Nevertheless, it says something about the Giants' quality that their 47-27 record matches the team's third-best mark since the franchise moved west in 1958. The '93 club was 50-24 on its way to a 103-59 finish, and the '71 squad, which featured Willie Mays, Willie McCovey, Juan Marichal and Gaylord Perry playing together for their final season, was 48-26.
"I think everyone here in this clubhouse knows that we have a lot of talent," second baseman Joe Panik said after the Giants sealed their 6-1 record on this trip and their 11th victory in 12 games. "Right now, we're playing up to our standards."
That's defined by superlative efforts such as Panik's. Thursday, he delivered a bases-clearing triple that fueled San Francisco's four-run third inning. That complemented Panik's go-ahead RBIs that he produced in the sixth inning or later in three preceding games on the trip.
"When you get only one hit in a game, you have to make it count," he said.
Collaborative performances also sustained the Giants, most notably Tuesday's 15-run, 22-hit outburst in Pittsburgh and the 10 scoreless innings piled up by the bullpen in this series' final two games.

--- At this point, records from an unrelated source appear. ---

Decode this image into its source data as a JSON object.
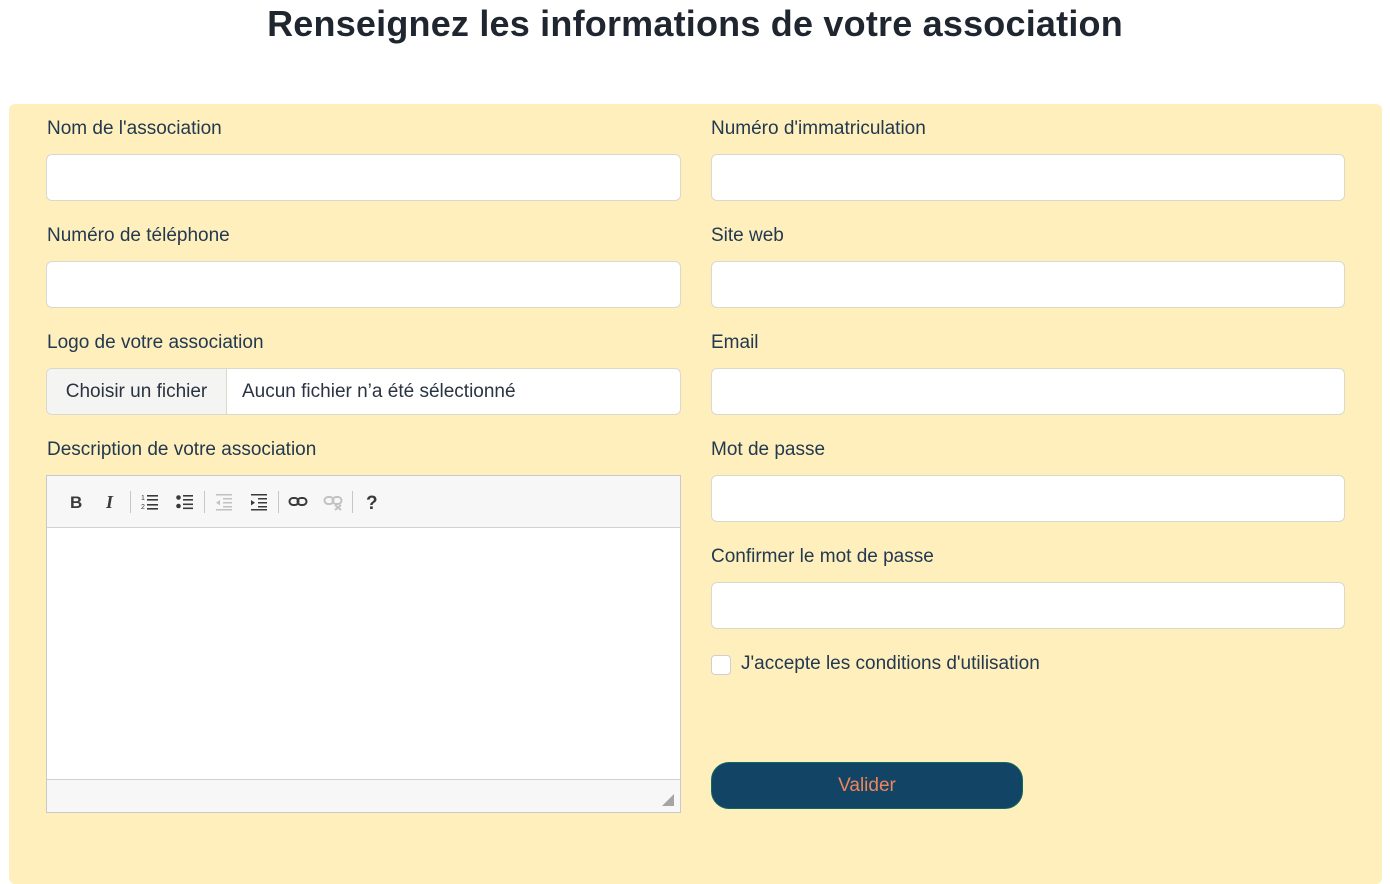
{
  "page": {
    "title": "Renseignez les informations de votre association"
  },
  "form": {
    "association_name": {
      "label": "Nom de l'association",
      "value": "",
      "placeholder": ""
    },
    "registration_number": {
      "label": "Numéro d'immatriculation",
      "value": "",
      "placeholder": ""
    },
    "phone": {
      "label": "Numéro de téléphone",
      "value": "",
      "placeholder": ""
    },
    "website": {
      "label": "Site web",
      "value": "",
      "placeholder": ""
    },
    "logo": {
      "label": "Logo de votre association",
      "button": "Choisir un fichier",
      "status": "Aucun fichier n’a été sélectionné"
    },
    "email": {
      "label": "Email",
      "value": "",
      "placeholder": ""
    },
    "description": {
      "label": "Description de votre association",
      "toolbar": [
        "bold-icon",
        "italic-icon",
        "numbered-list-icon",
        "bulleted-list-icon",
        "outdent-icon",
        "indent-icon",
        "link-icon",
        "unlink-icon",
        "help-icon"
      ]
    },
    "password": {
      "label": "Mot de passe",
      "value": "",
      "placeholder": ""
    },
    "password_confirm": {
      "label": "Confirmer le mot de passe",
      "value": "",
      "placeholder": ""
    },
    "terms": {
      "label": "J'accepte les conditions d'utilisation",
      "checked": false
    },
    "submit_label": "Valider"
  },
  "colors": {
    "panel_bg": "#ffefbd",
    "button_bg": "#124466",
    "button_text": "#f0845a",
    "label_text": "#22394f"
  }
}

Skeptics may observe that the Giants are feasting on a succession of losing clubs. They won't face a winning team until they visit Boston on July 19-20. Still, they're dominating their underlings exactly as they should, having built a 32-14 mark against them.
That easily could have been 31-15. After the Giants' big third, Pittsburgh scored twice in its half of the inning and nearly knocked out Suarez.
"The momentum kind of shifted back to them," Panik said. But the Giants regained their equilibrium, as Suarez and the bullpen limited the Pirates to two hits in the final six innings.
Suarez, who'll make at least one more start while Matt Cain continues to heal his strained right hamstring, gained command of his offspeed pitches.
"He looked pretty determined to get through that fifth," Bochy said.
Williamson, whose right-handed bat potentially provides balance to a lineup heavy on left-handed hitters, put the Giants further at ease with his titanic homer to left-center field leading off the sixth inning. In his fourth stint of the season with the Giants, Williamson also could benefit from moments such as this. Simply being installed into the third spot in the batting order buoyed his spirits.
"I appreciate them continuing to believe in me," Williamson said. "That was pretty special, hitting between Buster [Posey] and Panik. I think that speaks to the confidence they have in me."
Chris Haft has covered the Giants since 2005, and for MLB.com since 2007. Follow him on Twitter at @sfgiantsbeat and listen to his podcast.